• _Listed entries_:
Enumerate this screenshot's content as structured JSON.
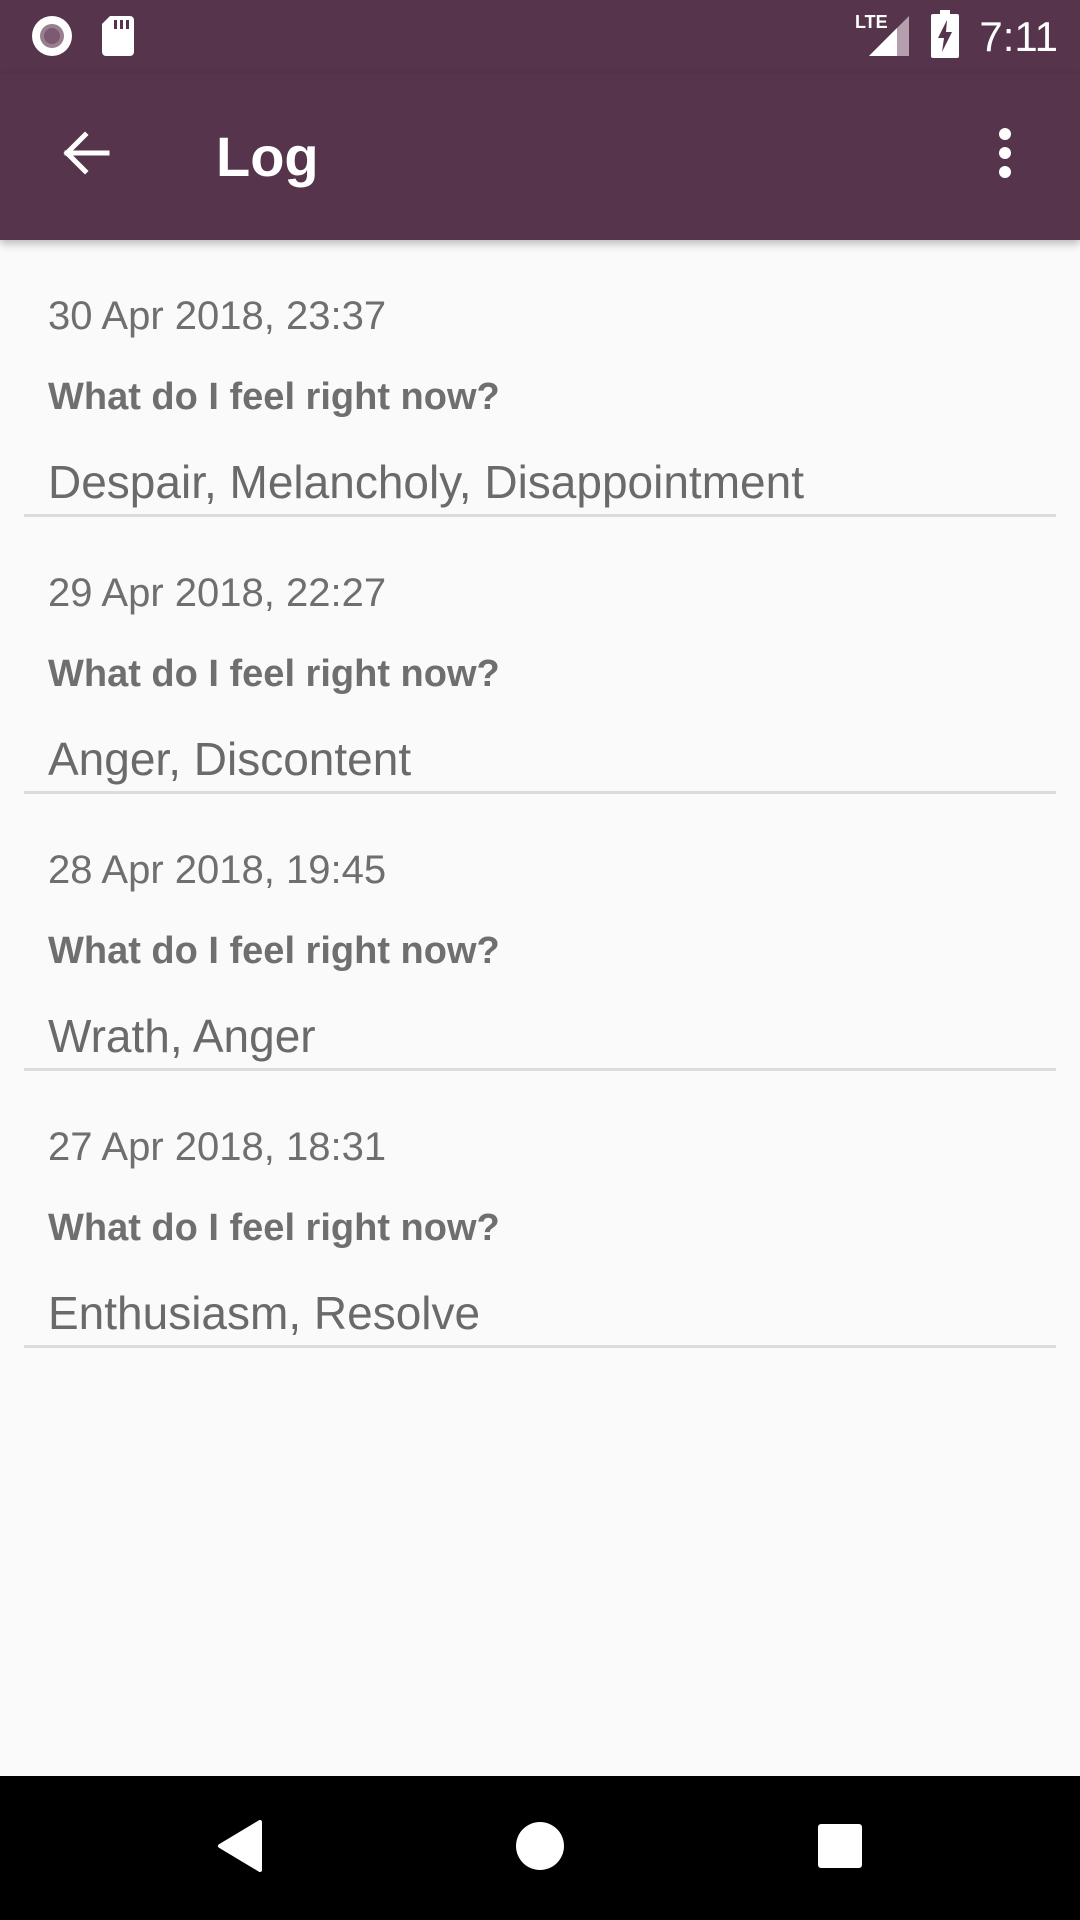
{
  "status_bar": {
    "time": "7:11",
    "network": "LTE",
    "icons": [
      "record-icon",
      "sd-card-icon",
      "signal-icon",
      "battery-charging-icon"
    ]
  },
  "app_bar": {
    "title": "Log",
    "background_color": "#56344b",
    "back_icon": "arrow-back-icon",
    "menu_icon": "more-vert-icon"
  },
  "entries": [
    {
      "date": "30 Apr 2018, 23:37",
      "question": "What do I feel right now?",
      "answer": "Despair, Melancholy, Disappointment"
    },
    {
      "date": "29 Apr 2018, 22:27",
      "question": "What do I feel right now?",
      "answer": "Anger, Discontent"
    },
    {
      "date": "28 Apr 2018, 19:45",
      "question": "What do I feel right now?",
      "answer": "Wrath, Anger"
    },
    {
      "date": "27 Apr 2018, 18:31",
      "question": "What do I feel right now?",
      "answer": "Enthusiasm, Resolve"
    }
  ],
  "nav_bar": {
    "buttons": [
      "back-triangle-icon",
      "home-circle-icon",
      "recents-square-icon"
    ]
  }
}
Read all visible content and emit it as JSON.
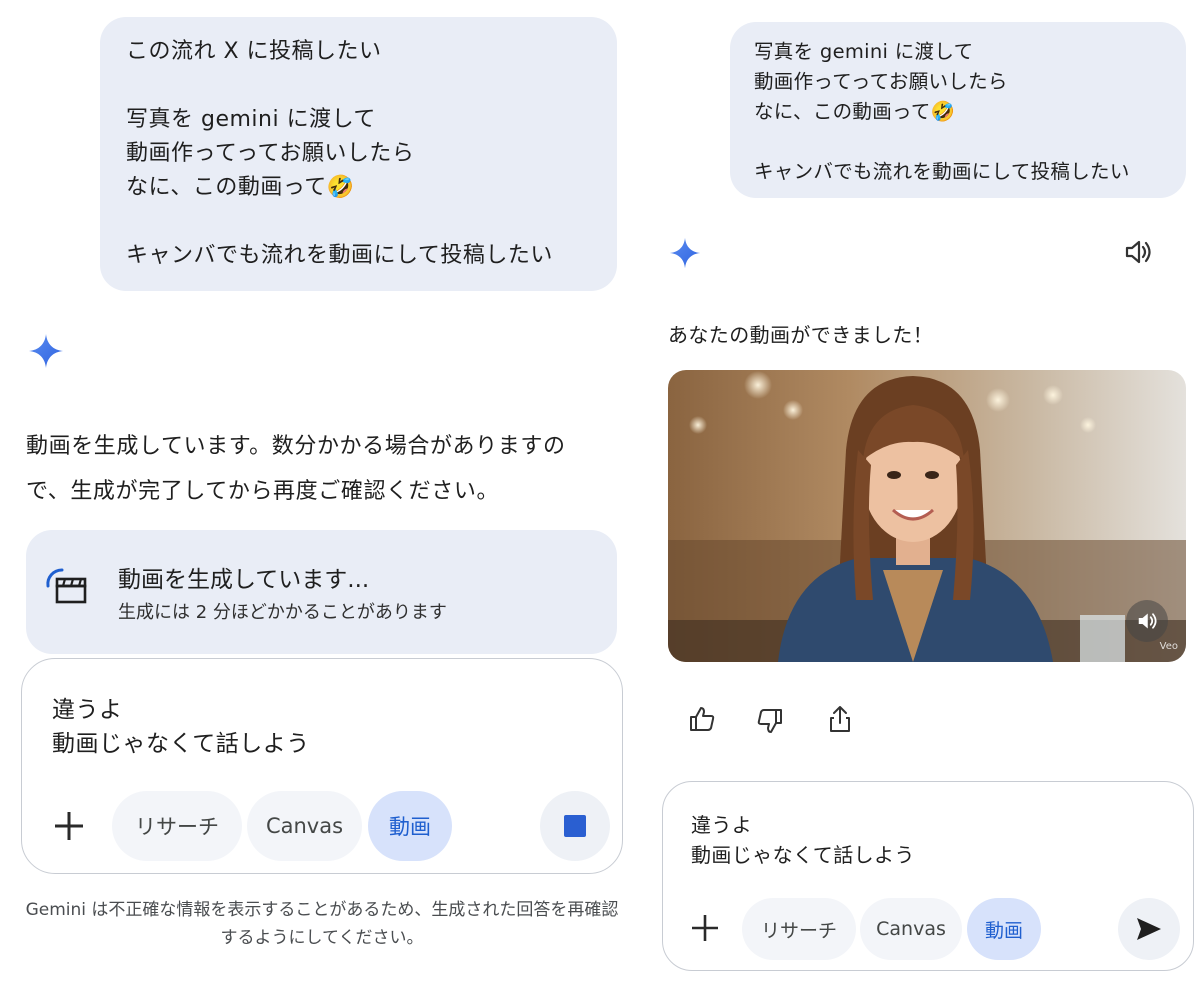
{
  "left": {
    "user_message": {
      "lines": [
        "この流れ X に投稿したい",
        "",
        "写真を gemini に渡して",
        "動画作ってってお願いしたら",
        "なに、この動画って🤣",
        "",
        "キャンバでも流れを動画にして投稿したい"
      ]
    },
    "ai_message": {
      "lines": [
        "動画を生成しています。数分かかる場合がありますの",
        "で、生成が完了してから再度ご確認ください。"
      ]
    },
    "generating_card": {
      "title": "動画を生成しています...",
      "subtitle": "生成には 2 分ほどかかることがあります",
      "icon": "clapperboard-loading-icon"
    },
    "composer": {
      "text_lines": [
        "違うよ",
        "動画じゃなくて話しよう"
      ],
      "chips": [
        "リサーチ",
        "Canvas",
        "動画"
      ],
      "active_chip": "動画",
      "add_icon": "plus-icon",
      "action_icon": "stop-icon"
    },
    "disclaimer": "Gemini は不正確な情報を表示することがあるため、生成された回答を再確認するようにしてください。"
  },
  "right": {
    "user_message": {
      "lines": [
        "写真を gemini に渡して",
        "動画作ってってお願いしたら",
        "なに、この動画って🤣",
        "",
        "キャンバでも流れを動画にして投稿したい"
      ]
    },
    "ai_message": "あなたの動画ができました！",
    "video": {
      "watermark": "Veo",
      "volume_icon": "volume-icon"
    },
    "feedback_icons": [
      "thumbs-up-icon",
      "thumbs-down-icon",
      "share-icon"
    ],
    "read_aloud_icon": "speaker-icon",
    "composer": {
      "text_lines": [
        "違うよ",
        "動画じゃなくて話しよう"
      ],
      "chips": [
        "リサーチ",
        "Canvas",
        "動画"
      ],
      "active_chip": "動画",
      "add_icon": "plus-icon",
      "action_icon": "send-icon"
    }
  },
  "colors": {
    "bubble": "#e9edf6",
    "accent": "#1f5fcf",
    "active_chip": "#d7e2fb",
    "sparkle": "#3b74e8"
  }
}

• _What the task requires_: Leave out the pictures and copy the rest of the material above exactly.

• _Answer area_:
Enumerate this screenshot's content as structured JSON.
{
  "status_bar": {
    "time": "7:11",
    "network": "LTE",
    "icons": [
      "record-icon",
      "sd-card-icon",
      "signal-icon",
      "battery-charging-icon"
    ]
  },
  "app_bar": {
    "title": "Log",
    "background_color": "#56344b",
    "back_icon": "arrow-back-icon",
    "menu_icon": "more-vert-icon"
  },
  "entries": [
    {
      "date": "30 Apr 2018, 23:37",
      "question": "What do I feel right now?",
      "answer": "Despair, Melancholy, Disappointment"
    },
    {
      "date": "29 Apr 2018, 22:27",
      "question": "What do I feel right now?",
      "answer": "Anger, Discontent"
    },
    {
      "date": "28 Apr 2018, 19:45",
      "question": "What do I feel right now?",
      "answer": "Wrath, Anger"
    },
    {
      "date": "27 Apr 2018, 18:31",
      "question": "What do I feel right now?",
      "answer": "Enthusiasm, Resolve"
    }
  ],
  "nav_bar": {
    "buttons": [
      "back-triangle-icon",
      "home-circle-icon",
      "recents-square-icon"
    ]
  }
}
Read all visible content and emit it as JSON.
{
  "left": {
    "user_message": {
      "lines": [
        "この流れ X に投稿したい",
        "",
        "写真を gemini に渡して",
        "動画作ってってお願いしたら",
        "なに、この動画って🤣",
        "",
        "キャンバでも流れを動画にして投稿したい"
      ]
    },
    "ai_message": {
      "lines": [
        "動画を生成しています。数分かかる場合がありますの",
        "で、生成が完了してから再度ご確認ください。"
      ]
    },
    "generating_card": {
      "title": "動画を生成しています...",
      "subtitle": "生成には 2 分ほどかかることがあります",
      "icon": "clapperboard-loading-icon"
    },
    "composer": {
      "text_lines": [
        "違うよ",
        "動画じゃなくて話しよう"
      ],
      "chips": [
        "リサーチ",
        "Canvas",
        "動画"
      ],
      "active_chip": "動画",
      "add_icon": "plus-icon",
      "action_icon": "stop-icon"
    },
    "disclaimer": "Gemini は不正確な情報を表示することがあるため、生成された回答を再確認するようにしてください。"
  },
  "right": {
    "user_message": {
      "lines": [
        "写真を gemini に渡して",
        "動画作ってってお願いしたら",
        "なに、この動画って🤣",
        "",
        "キャンバでも流れを動画にして投稿したい"
      ]
    },
    "ai_message": "あなたの動画ができました！",
    "video": {
      "watermark": "Veo",
      "volume_icon": "volume-icon"
    },
    "feedback_icons": [
      "thumbs-up-icon",
      "thumbs-down-icon",
      "share-icon"
    ],
    "read_aloud_icon": "speaker-icon",
    "composer": {
      "text_lines": [
        "違うよ",
        "動画じゃなくて話しよう"
      ],
      "chips": [
        "リサーチ",
        "Canvas",
        "動画"
      ],
      "active_chip": "動画",
      "add_icon": "plus-icon",
      "action_icon": "send-icon"
    }
  },
  "colors": {
    "bubble": "#e9edf6",
    "accent": "#1f5fcf",
    "active_chip": "#d7e2fb",
    "sparkle": "#3b74e8"
  }
}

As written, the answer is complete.